The next stop on our activity tour was the skeet-shooting range. It was run by passionate professionals who offer lessons, including outings in the countryside. Skeet shooting is truly a video game come to life and much harder than it looks. I did manage to hit a few clay pigeons.
That evening, before dinner, we went on a tour of the property. The sweet spot for Gleneagles resort is the 232 guest rooms and the 41,000 sq. ft. of meeting space. We also saw the family pool and next to it, an adult pool that was separated by a glass wall, which kept the area very quiet. It was also very dark, which made it very relaxing. It contained the requisite hot tub, sauna and steam room.
At the Gleneagles golf facility clubhouse, there is a bar within the bar. It is called The Blue Bar, and it’s perfect for groups. It is intimate: The fire pit comes with a whiskey sommelier, who really explains the differences between the whiskeys.
My overall impression of Scotland is that it provides a great, quick overview of the European experience. There is plenty of history, there is great food and there are interesting people.
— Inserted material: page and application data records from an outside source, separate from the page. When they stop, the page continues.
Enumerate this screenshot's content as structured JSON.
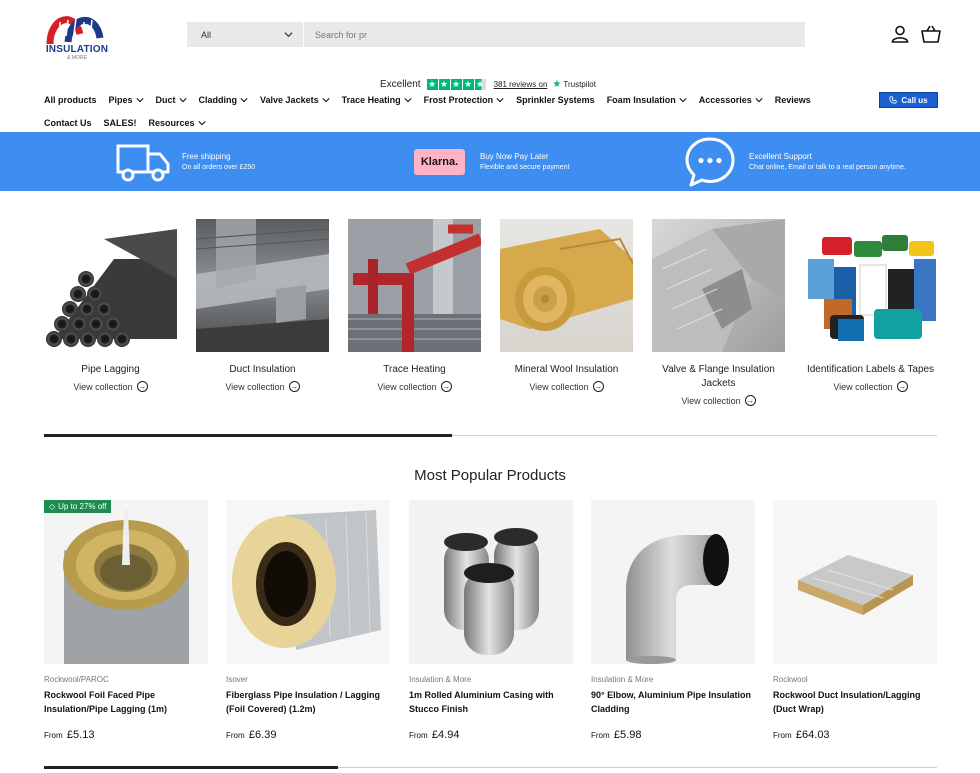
{
  "header": {
    "logo_text": "INSULATION",
    "logo_sub": "& MORE",
    "search_category": "All",
    "search_placeholder": "Search for pr",
    "icons": [
      "user-icon",
      "cart-icon"
    ]
  },
  "trustpilot": {
    "rating_word": "Excellent",
    "reviews": "381 reviews on",
    "brand": "Trustpilot",
    "color": "#00b67a"
  },
  "nav": {
    "row1": [
      {
        "label": "All products",
        "dropdown": false
      },
      {
        "label": "Pipes",
        "dropdown": true
      },
      {
        "label": "Duct",
        "dropdown": true
      },
      {
        "label": "Cladding",
        "dropdown": true
      },
      {
        "label": "Valve Jackets",
        "dropdown": true
      },
      {
        "label": "Trace Heating",
        "dropdown": true
      },
      {
        "label": "Frost Protection",
        "dropdown": true
      },
      {
        "label": "Sprinkler Systems",
        "dropdown": false
      },
      {
        "label": "Foam Insulation",
        "dropdown": true
      },
      {
        "label": "Accessories",
        "dropdown": true
      },
      {
        "label": "Reviews",
        "dropdown": false
      }
    ],
    "row2": [
      {
        "label": "Contact Us",
        "dropdown": false
      },
      {
        "label": "SALES!",
        "dropdown": false
      },
      {
        "label": "Resources",
        "dropdown": true
      }
    ],
    "call_us": "Call us"
  },
  "banner": {
    "color": "#3d8ef0",
    "items": [
      {
        "icon": "truck-icon",
        "title": "Free shipping",
        "sub": "On all orders over £250"
      },
      {
        "icon": "klarna-logo",
        "logo": "Klarna.",
        "title": "Buy Now Pay Later",
        "sub": "Flexible and secure payment"
      },
      {
        "icon": "chat-icon",
        "title": "Excellent Support",
        "sub": "Chat online, Email or talk to a real person anytime."
      }
    ]
  },
  "categories": [
    {
      "name": "Pipe Lagging",
      "link": "View collection"
    },
    {
      "name": "Duct Insulation",
      "link": "View collection"
    },
    {
      "name": "Trace Heating",
      "link": "View collection"
    },
    {
      "name": "Mineral Wool Insulation",
      "link": "View collection"
    },
    {
      "name": "Valve & Flange Insulation Jackets",
      "link": "View collection"
    },
    {
      "name": "Identification Labels & Tapes",
      "link": "View collection"
    }
  ],
  "popular": {
    "title": "Most Popular Products",
    "products": [
      {
        "badge": "Up to 27% off",
        "vendor": "Rockwool/PAROC",
        "title": "Rockwool Foil Faced Pipe Insulation/Pipe Lagging (1m)",
        "from": "From",
        "price": "£5.13"
      },
      {
        "badge": "",
        "vendor": "Isover",
        "title": "Fiberglass Pipe Insulation / Lagging (Foil Covered) (1.2m)",
        "from": "From",
        "price": "£6.39"
      },
      {
        "badge": "",
        "vendor": "Insulation & More",
        "title": "1m Rolled Aluminium Casing with Stucco Finish",
        "from": "From",
        "price": "£4.94"
      },
      {
        "badge": "",
        "vendor": "Insulation & More",
        "title": "90° Elbow, Aluminium Pipe Insulation Cladding",
        "from": "From",
        "price": "£5.98"
      },
      {
        "badge": "",
        "vendor": "Rockwool",
        "title": "Rockwool Duct Insulation/Lagging (Duct Wrap)",
        "from": "From",
        "price": "£64.03"
      }
    ]
  }
}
We also spent one night at the amazing Balmoral Hotel in Edinburgh and did a dine-around that included the Charles Hotel, a recently refurbished property where history meets the modern world. It has a hip new bar and fantastic food.